A stealth game is ultimately only as good as its stealth mechanics. Thankfully, the flexibility given to both your character and its approach to stealth, and the solid, routine-driven AI, ensures that Aragami is an excellent stealth title. Each enemy encountered in the campaign has set directional paths and abilities that it can make use of, such as light sources that can be used to help track you down. Everything's fair and precise though, so when you are discovered you won't feel cheated by the game, and when combined with the fantastic level design it means Aragami is enticing enough to keep you coming back after each and every failure.
Graphically it's not a particularly detailed game but it is very expressive and quite charming. Each character is well animated and acts realistically, looking almost like it's been taken from an animated film, and the game supports this with a strong aesthetic throughout. The expressiveness of the characters also ties into Aragami’s cut scenes, which do a great job of carrying along the main plot.
For all the good there is to say about Aragami, there are also some notable problems. I played the game on PC and, despite using a fairly beefy computer, I still wasn’t able to hit 60 FPS. To begin with I thought this could be due to my display technology, G-Sync. When disabled things improved for a while, before the game once more crawled down to 37-40 FPS in the later levels. Time will tell if this gets patched and whether or not the console versions of the game are similarly affected.

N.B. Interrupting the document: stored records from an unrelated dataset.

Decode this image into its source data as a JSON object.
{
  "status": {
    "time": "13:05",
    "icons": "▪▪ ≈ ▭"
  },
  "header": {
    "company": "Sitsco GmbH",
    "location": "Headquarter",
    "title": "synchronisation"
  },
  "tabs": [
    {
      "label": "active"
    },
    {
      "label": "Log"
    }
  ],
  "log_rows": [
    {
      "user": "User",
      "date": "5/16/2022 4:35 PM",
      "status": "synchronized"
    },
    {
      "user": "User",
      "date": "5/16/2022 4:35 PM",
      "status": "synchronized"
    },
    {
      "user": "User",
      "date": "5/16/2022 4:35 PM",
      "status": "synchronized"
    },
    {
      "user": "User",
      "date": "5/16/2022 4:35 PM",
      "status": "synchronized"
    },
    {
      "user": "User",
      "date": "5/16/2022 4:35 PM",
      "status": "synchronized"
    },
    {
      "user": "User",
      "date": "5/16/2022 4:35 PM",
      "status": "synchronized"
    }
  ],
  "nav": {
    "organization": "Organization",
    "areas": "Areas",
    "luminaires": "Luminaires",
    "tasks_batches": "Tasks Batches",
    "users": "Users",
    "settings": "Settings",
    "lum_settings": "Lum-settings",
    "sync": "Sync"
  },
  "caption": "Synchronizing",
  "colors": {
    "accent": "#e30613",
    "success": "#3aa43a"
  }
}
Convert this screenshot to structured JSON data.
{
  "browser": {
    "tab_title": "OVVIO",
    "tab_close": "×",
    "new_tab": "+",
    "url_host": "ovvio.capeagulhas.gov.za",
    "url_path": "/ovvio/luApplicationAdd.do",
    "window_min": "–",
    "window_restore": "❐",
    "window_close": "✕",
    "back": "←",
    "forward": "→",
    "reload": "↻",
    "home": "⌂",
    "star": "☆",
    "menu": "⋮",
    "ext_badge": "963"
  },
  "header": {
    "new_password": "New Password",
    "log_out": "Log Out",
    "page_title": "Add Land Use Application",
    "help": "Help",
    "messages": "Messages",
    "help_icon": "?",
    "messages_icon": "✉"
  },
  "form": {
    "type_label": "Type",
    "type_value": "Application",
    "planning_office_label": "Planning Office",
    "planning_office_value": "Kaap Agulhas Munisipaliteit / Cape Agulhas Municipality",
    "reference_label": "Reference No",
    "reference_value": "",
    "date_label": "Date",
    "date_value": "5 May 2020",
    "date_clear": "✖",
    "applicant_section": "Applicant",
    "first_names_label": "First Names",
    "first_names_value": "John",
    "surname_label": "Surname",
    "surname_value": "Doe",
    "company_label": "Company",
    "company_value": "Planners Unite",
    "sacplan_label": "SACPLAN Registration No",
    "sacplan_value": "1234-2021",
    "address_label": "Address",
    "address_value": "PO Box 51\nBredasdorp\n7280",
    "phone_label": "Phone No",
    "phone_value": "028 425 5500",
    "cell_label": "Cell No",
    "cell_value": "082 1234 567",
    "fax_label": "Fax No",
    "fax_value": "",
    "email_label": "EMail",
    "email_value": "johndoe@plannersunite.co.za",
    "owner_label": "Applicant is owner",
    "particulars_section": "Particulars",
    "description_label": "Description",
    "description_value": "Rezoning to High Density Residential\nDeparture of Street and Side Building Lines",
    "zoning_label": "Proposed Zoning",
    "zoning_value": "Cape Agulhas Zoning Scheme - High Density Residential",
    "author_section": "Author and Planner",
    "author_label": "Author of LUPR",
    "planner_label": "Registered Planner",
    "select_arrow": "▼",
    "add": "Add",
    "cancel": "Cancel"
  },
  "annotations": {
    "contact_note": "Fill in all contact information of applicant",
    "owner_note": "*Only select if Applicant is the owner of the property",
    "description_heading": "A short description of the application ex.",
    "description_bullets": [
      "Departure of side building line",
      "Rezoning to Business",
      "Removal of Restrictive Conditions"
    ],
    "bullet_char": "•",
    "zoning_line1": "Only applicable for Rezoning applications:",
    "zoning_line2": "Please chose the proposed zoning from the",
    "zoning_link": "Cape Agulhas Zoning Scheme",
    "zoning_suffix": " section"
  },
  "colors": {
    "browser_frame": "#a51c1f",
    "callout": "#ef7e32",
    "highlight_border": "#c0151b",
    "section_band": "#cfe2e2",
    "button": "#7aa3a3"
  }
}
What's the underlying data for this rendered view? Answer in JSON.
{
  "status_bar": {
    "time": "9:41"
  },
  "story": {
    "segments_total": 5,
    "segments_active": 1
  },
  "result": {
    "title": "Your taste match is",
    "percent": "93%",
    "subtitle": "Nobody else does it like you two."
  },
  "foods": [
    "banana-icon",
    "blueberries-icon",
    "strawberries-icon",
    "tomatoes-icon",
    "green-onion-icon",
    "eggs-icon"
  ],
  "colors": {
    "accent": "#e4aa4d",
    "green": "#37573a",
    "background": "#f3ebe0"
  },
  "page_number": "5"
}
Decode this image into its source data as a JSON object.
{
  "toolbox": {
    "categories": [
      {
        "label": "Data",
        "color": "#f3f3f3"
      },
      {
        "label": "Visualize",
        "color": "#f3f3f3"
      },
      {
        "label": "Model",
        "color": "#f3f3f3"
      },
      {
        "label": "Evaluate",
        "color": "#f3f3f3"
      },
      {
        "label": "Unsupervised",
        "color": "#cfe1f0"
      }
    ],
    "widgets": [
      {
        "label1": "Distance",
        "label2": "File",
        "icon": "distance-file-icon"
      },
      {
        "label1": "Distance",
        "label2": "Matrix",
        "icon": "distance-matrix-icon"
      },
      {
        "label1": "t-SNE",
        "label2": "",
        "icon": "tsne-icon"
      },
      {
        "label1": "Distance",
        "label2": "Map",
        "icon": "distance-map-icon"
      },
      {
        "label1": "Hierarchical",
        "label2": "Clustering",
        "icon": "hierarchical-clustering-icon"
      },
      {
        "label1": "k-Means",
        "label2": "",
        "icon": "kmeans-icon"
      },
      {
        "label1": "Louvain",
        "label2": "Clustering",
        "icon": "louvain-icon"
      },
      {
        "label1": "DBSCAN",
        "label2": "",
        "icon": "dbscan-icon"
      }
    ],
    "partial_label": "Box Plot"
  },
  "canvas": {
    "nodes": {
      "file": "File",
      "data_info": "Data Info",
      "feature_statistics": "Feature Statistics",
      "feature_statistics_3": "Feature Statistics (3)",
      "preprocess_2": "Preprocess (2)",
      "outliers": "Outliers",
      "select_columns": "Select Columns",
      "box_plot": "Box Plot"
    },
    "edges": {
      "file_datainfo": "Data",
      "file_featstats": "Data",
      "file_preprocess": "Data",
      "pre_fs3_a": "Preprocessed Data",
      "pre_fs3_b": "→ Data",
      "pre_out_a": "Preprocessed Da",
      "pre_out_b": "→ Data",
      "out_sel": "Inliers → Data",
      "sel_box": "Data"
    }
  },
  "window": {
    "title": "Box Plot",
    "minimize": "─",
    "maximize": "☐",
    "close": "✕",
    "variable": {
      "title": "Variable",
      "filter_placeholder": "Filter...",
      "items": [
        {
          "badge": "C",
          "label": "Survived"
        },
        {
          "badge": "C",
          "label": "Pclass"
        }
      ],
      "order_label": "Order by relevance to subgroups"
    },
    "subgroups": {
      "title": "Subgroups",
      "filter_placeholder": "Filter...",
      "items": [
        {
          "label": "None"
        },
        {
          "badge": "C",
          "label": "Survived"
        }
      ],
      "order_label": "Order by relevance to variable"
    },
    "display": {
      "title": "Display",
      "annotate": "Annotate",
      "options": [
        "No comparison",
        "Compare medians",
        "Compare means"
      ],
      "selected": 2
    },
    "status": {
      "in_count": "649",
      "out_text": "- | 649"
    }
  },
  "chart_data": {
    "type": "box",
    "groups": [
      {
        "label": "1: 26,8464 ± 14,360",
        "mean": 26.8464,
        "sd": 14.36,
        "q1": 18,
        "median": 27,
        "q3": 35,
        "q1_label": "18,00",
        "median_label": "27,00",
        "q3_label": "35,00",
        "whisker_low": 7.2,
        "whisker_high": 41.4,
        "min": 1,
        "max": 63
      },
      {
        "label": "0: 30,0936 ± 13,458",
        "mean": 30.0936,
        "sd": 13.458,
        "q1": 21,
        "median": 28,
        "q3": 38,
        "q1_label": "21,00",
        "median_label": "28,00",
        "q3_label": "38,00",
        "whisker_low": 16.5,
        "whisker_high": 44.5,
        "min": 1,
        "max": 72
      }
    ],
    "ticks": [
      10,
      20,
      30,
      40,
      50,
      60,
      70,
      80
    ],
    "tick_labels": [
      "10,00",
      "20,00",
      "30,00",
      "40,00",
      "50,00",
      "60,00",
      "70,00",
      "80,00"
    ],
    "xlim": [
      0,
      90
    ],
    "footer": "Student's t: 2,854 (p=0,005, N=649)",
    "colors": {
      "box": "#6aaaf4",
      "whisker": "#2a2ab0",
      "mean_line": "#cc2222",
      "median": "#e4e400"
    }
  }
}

Lack of explanation on how to tackle bosses was also a major annoyance, for me at any rate. About 2/3 of the way through Aragami you’ll start taking on bosses that are defeated in various different ways. The first boss you encounter, for example, can only be hit when his shield is down. So far so good. However, after the first successful hit you can only successfully attack when using 'aerial attacks', but this isn’t communicated to the player in any way. Similar issues for a number of bosses add up to quite a lot of time wasted being frustrated. A simple text description or action highlight if the player is detected struggling to know how to proceed would go a long way to preventing such issues.
Aragami has certain production value and level design elements that are rarely seen coming out of triple-A developers, let alone indie start-ups. It's also a thoroughly enjoyable stealth game that could potentially make a strong mark on the genre as a whole thanks to its fantastic level design. I can see stealth aficionados coming back to Aragami for years to come; I know I will be.
A graduate in Computing which was centered around Gaming, Dan is a games developer and writer. His first game, Twixel, was released for iOS, Android, PC and Mac in 2015, with the Steam release coming November 18th, 2016. A lover of all things games, Dan has been writing for VGChartz.com for over 2 years, attending conferences and interviewing developers to get the best content for VGChartz readers. His favourite games include Asura's Wrath, S.T.A.L.K.E.R and the Halo Series. Dan can be followed on Twitter at: @Caesoose
This review is based on a digital copy of Aragami for the PC, provided by the publisher.